WHAT THE EXERCISE ASKS: The reply must repeat each entry exactly and contain no pictures.
------
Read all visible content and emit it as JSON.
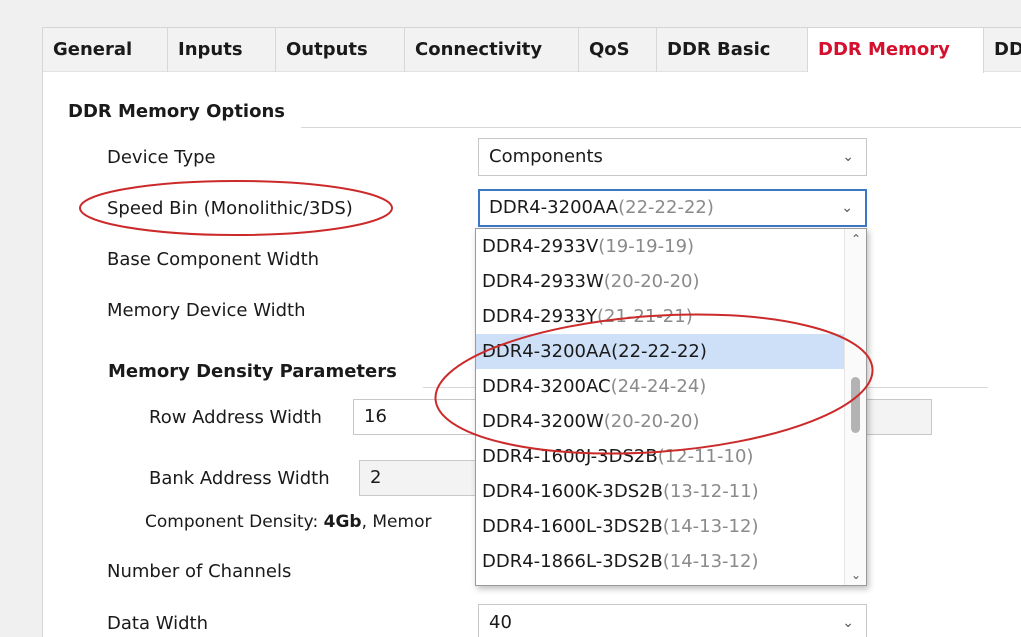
{
  "tabs": [
    {
      "label": "General",
      "active": false
    },
    {
      "label": "Inputs",
      "active": false
    },
    {
      "label": "Outputs",
      "active": false
    },
    {
      "label": "Connectivity",
      "active": false
    },
    {
      "label": "QoS",
      "active": false
    },
    {
      "label": "DDR Basic",
      "active": false
    },
    {
      "label": "DDR Memory",
      "active": true
    },
    {
      "label": "DD",
      "active": false
    }
  ],
  "section": {
    "title": "DDR Memory Options"
  },
  "fields": {
    "device_type": {
      "label": "Device Type",
      "value": "Components"
    },
    "speed_bin": {
      "label": "Speed Bin (Monolithic/3DS)",
      "value_main": "DDR4-3200AA",
      "value_timing": "(22-22-22)"
    },
    "base_component_width": {
      "label": "Base Component Width"
    },
    "memory_device_width": {
      "label": "Memory Device Width"
    },
    "number_of_channels": {
      "label": "Number of Channels"
    },
    "data_width": {
      "label": "Data Width",
      "value": "40"
    }
  },
  "density": {
    "title": "Memory Density Parameters",
    "row_address_width": {
      "label": "Row Address Width",
      "value": "16"
    },
    "bank_address_width": {
      "label": "Bank Address Width",
      "value": "2"
    },
    "component_density_prefix": "Component Density: ",
    "component_density_value": "4Gb",
    "component_density_suffix": ", Memor"
  },
  "dropdown": {
    "options": [
      {
        "main": "DDR4-2933V",
        "timing": "(19-19-19)",
        "selected": false
      },
      {
        "main": "DDR4-2933W",
        "timing": "(20-20-20)",
        "selected": false
      },
      {
        "main": "DDR4-2933Y",
        "timing": "(21-21-21)",
        "selected": false
      },
      {
        "main": "DDR4-3200AA",
        "timing": "(22-22-22)",
        "selected": true
      },
      {
        "main": "DDR4-3200AC",
        "timing": "(24-24-24)",
        "selected": false
      },
      {
        "main": "DDR4-3200W",
        "timing": "(20-20-20)",
        "selected": false
      },
      {
        "main": "DDR4-1600J-3DS2B",
        "timing": "(12-11-10)",
        "selected": false
      },
      {
        "main": "DDR4-1600K-3DS2B",
        "timing": "(13-12-11)",
        "selected": false
      },
      {
        "main": "DDR4-1600L-3DS2B",
        "timing": "(14-13-12)",
        "selected": false
      },
      {
        "main": "DDR4-1866L-3DS2B",
        "timing": "(14-13-12)",
        "selected": false
      }
    ]
  },
  "icons": {
    "chevron": "chevron-down-icon",
    "scroll_up": "scroll-up-icon",
    "scroll_down": "scroll-down-icon"
  },
  "colors": {
    "active_tab": "#d5102e",
    "annotation": "#cc2a2a",
    "focus_border": "#3c78c8",
    "selected_row": "#cde0f7",
    "timing_text": "#8a8a8a"
  }
}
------
RESPONSE:
Read all visible content and emit it as JSON.
{
  "tabs": [
    {
      "label": "General",
      "active": false
    },
    {
      "label": "Inputs",
      "active": false
    },
    {
      "label": "Outputs",
      "active": false
    },
    {
      "label": "Connectivity",
      "active": false
    },
    {
      "label": "QoS",
      "active": false
    },
    {
      "label": "DDR Basic",
      "active": false
    },
    {
      "label": "DDR Memory",
      "active": true
    },
    {
      "label": "DD",
      "active": false
    }
  ],
  "section": {
    "title": "DDR Memory Options"
  },
  "fields": {
    "device_type": {
      "label": "Device Type",
      "value": "Components"
    },
    "speed_bin": {
      "label": "Speed Bin (Monolithic/3DS)",
      "value_main": "DDR4-3200AA",
      "value_timing": "(22-22-22)"
    },
    "base_component_width": {
      "label": "Base Component Width"
    },
    "memory_device_width": {
      "label": "Memory Device Width"
    },
    "number_of_channels": {
      "label": "Number of Channels"
    },
    "data_width": {
      "label": "Data Width",
      "value": "40"
    }
  },
  "density": {
    "title": "Memory Density Parameters",
    "row_address_width": {
      "label": "Row Address Width",
      "value": "16"
    },
    "bank_address_width": {
      "label": "Bank Address Width",
      "value": "2"
    },
    "component_density_prefix": "Component Density: ",
    "component_density_value": "4Gb",
    "component_density_suffix": ", Memor"
  },
  "dropdown": {
    "options": [
      {
        "main": "DDR4-2933V",
        "timing": "(19-19-19)",
        "selected": false
      },
      {
        "main": "DDR4-2933W",
        "timing": "(20-20-20)",
        "selected": false
      },
      {
        "main": "DDR4-2933Y",
        "timing": "(21-21-21)",
        "selected": false
      },
      {
        "main": "DDR4-3200AA",
        "timing": "(22-22-22)",
        "selected": true
      },
      {
        "main": "DDR4-3200AC",
        "timing": "(24-24-24)",
        "selected": false
      },
      {
        "main": "DDR4-3200W",
        "timing": "(20-20-20)",
        "selected": false
      },
      {
        "main": "DDR4-1600J-3DS2B",
        "timing": "(12-11-10)",
        "selected": false
      },
      {
        "main": "DDR4-1600K-3DS2B",
        "timing": "(13-12-11)",
        "selected": false
      },
      {
        "main": "DDR4-1600L-3DS2B",
        "timing": "(14-13-12)",
        "selected": false
      },
      {
        "main": "DDR4-1866L-3DS2B",
        "timing": "(14-13-12)",
        "selected": false
      }
    ]
  },
  "icons": {
    "chevron": "chevron-down-icon",
    "scroll_up": "scroll-up-icon",
    "scroll_down": "scroll-down-icon"
  },
  "colors": {
    "active_tab": "#d5102e",
    "annotation": "#cc2a2a",
    "focus_border": "#3c78c8",
    "selected_row": "#cde0f7",
    "timing_text": "#8a8a8a"
  }
}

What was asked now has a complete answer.